AUSTIN, Texas (KXAN) – Chris Newby usually parks his cars in his garage and driveway. Last month, a stranger parked his car just a few feet away in Newby’s guest room.
“It sounds like a plane hit the house, I mean, I felt like I hit the ceiling,” Newby said. “The whole house just shook.”
It was Jan. 19 at 2:30 a.m. Newby was upstairs sleeping when the car barreled into a spare bedroom right below.
The Honda made a mess of the spare room. “Looked like a tornado hit it. I mean, the entire room was just crunched,” Newby said.
He said he tried to rescue the driver but couldn’t get to him through the rubble. Emergency crews were able to reach him, and police arrested the driver on suspicion of driving while intoxicated, according to an Austin Police Department report.

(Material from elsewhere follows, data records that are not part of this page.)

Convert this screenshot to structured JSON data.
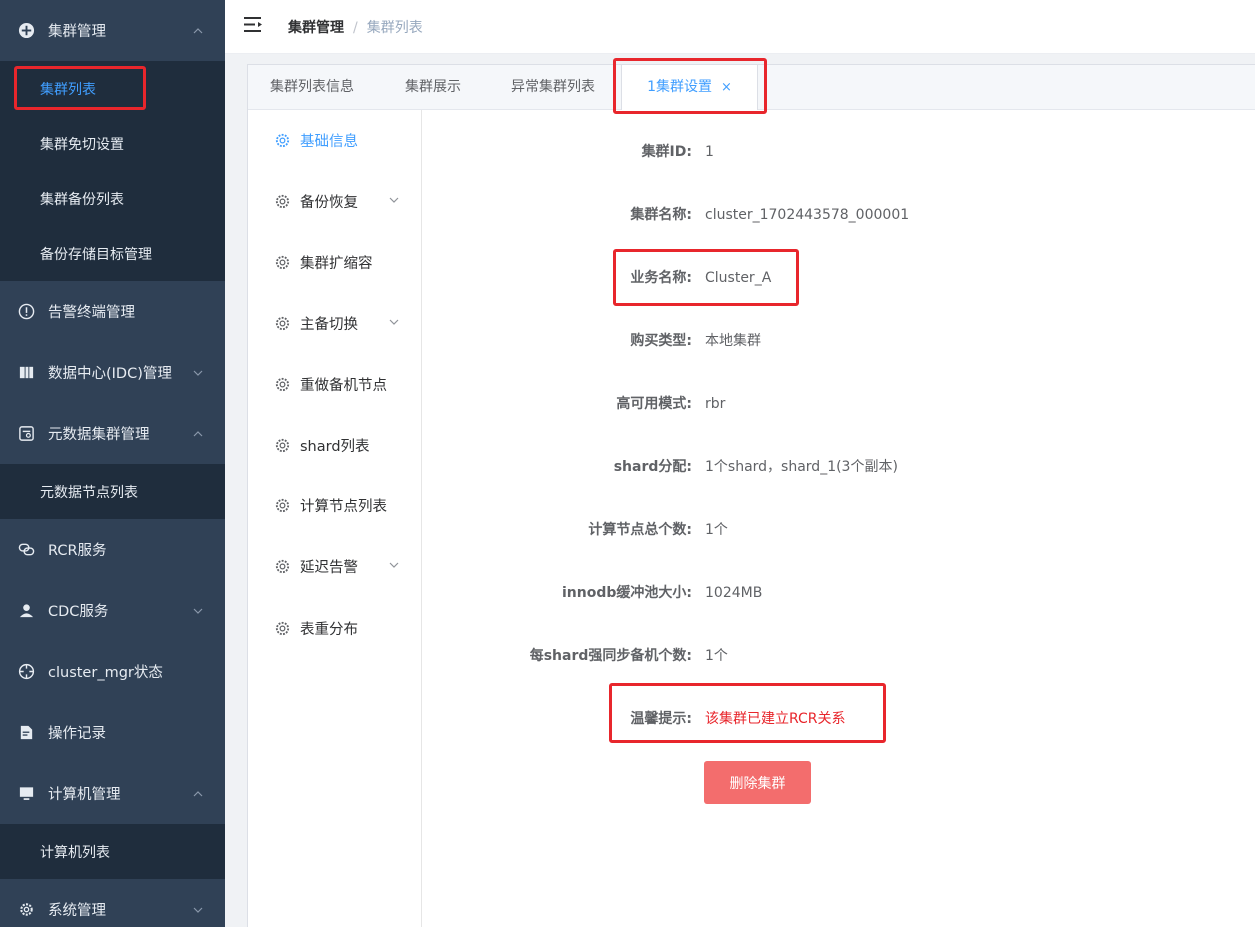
{
  "sidebar": {
    "groups": [
      {
        "label": "集群管理",
        "icon": "cluster-icon",
        "expanded": true,
        "children": [
          "集群列表",
          "集群免切设置",
          "集群备份列表",
          "备份存储目标管理"
        ]
      },
      {
        "label": "告警终端管理",
        "icon": "alert-circle-icon"
      },
      {
        "label": "数据中心(IDC)管理",
        "icon": "datacenter-icon",
        "expanded": false
      },
      {
        "label": "元数据集群管理",
        "icon": "metadata-icon",
        "expanded": true,
        "children": [
          "元数据节点列表"
        ]
      },
      {
        "label": "RCR服务",
        "icon": "link-icon"
      },
      {
        "label": "CDC服务",
        "icon": "user-icon",
        "expanded": false
      },
      {
        "label": "cluster_mgr状态",
        "icon": "crosshair-icon"
      },
      {
        "label": "操作记录",
        "icon": "document-icon"
      },
      {
        "label": "计算机管理",
        "icon": "monitor-icon",
        "expanded": true,
        "children": [
          "计算机列表"
        ]
      },
      {
        "label": "系统管理",
        "icon": "gear-icon",
        "expanded": false
      }
    ],
    "active_item": "集群列表"
  },
  "header": {
    "breadcrumb_root": "集群管理",
    "breadcrumb_sep": "/",
    "breadcrumb_current": "集群列表"
  },
  "tabs": [
    "集群列表信息",
    "集群展示",
    "异常集群列表",
    "1集群设置"
  ],
  "tab_close": "×",
  "settings_menu": [
    "基础信息",
    "备份恢复",
    "集群扩缩容",
    "主备切换",
    "重做备机节点",
    "shard列表",
    "计算节点列表",
    "延迟告警",
    "表重分布"
  ],
  "info": [
    {
      "label": "集群ID:",
      "value": "1"
    },
    {
      "label": "集群名称:",
      "value": "cluster_1702443578_000001"
    },
    {
      "label": "业务名称:",
      "value": "Cluster_A"
    },
    {
      "label": "购买类型:",
      "value": "本地集群"
    },
    {
      "label": "高可用模式:",
      "value": "rbr"
    },
    {
      "label": "shard分配:",
      "value": "1个shard，shard_1(3个副本)"
    },
    {
      "label": "计算节点总个数:",
      "value": "1个"
    },
    {
      "label": "innodb缓冲池大小:",
      "value": "1024MB"
    },
    {
      "label": "每shard强同步备机个数:",
      "value": "1个"
    },
    {
      "label": "温馨提示:",
      "value": "该集群已建立RCR关系"
    }
  ],
  "delete_button": "删除集群",
  "colors": {
    "sidebar_bg": "#304156",
    "submenu_bg": "#1f2d3d",
    "accent": "#409eff",
    "highlight": "#e8262c",
    "delete_btn": "#f36d6d"
  }
}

Newby wasn’t hurt, but there was a lot of damage to his house. To add insult to injury, about 10 days later, he received a letter from the city for code violations because of the status of his house. The letter was dated the day of the crash.
“There’s two different violations,” Newby said. “One for having a hole in my house and one for having no window.”
The letter explained Newby had 30 days to get his house in order or face consequences, including as much as a $2,000 fine per violation, per day.
“It felt tone deaf to me,” Newby said. “I’m in violation for being a victim.”
The Austin Fire Department notified the Austin Code Department about Newby’s house, said Matthew Noriega, a division manager at the code department. He said the citation is the city’s policy and procedure, with the ultimate goal of ensuring safety.
“This was a catastrophic incident and they wanted to ensure that the homeowners were safe and the building was safe,” Noriega said.
Violation notices, he said, are also issued after other catastrophic events, like fires. But with all violations, the city policy includes a chance for leeway with extra time given to come up to code.
“If an extension is needed, we will give them that extension,” Noriega explained. “We work with the owners or management.”
Newby made contact with a code inspector who he said told him he could have extra time to make repairs. Even so, the Austin native is disappointed.
“Austin is kind of going against me,” he said. “It feels a little less like home every day.”
Newby said the driver’s insurance is paying for the repairs, which should be completed around the end of February.
According to the Austin Code Department’s annual report, in fiscal year 2022, the department investigated more than 28,000 code complaints and 86% of properties achieved voluntary compliance.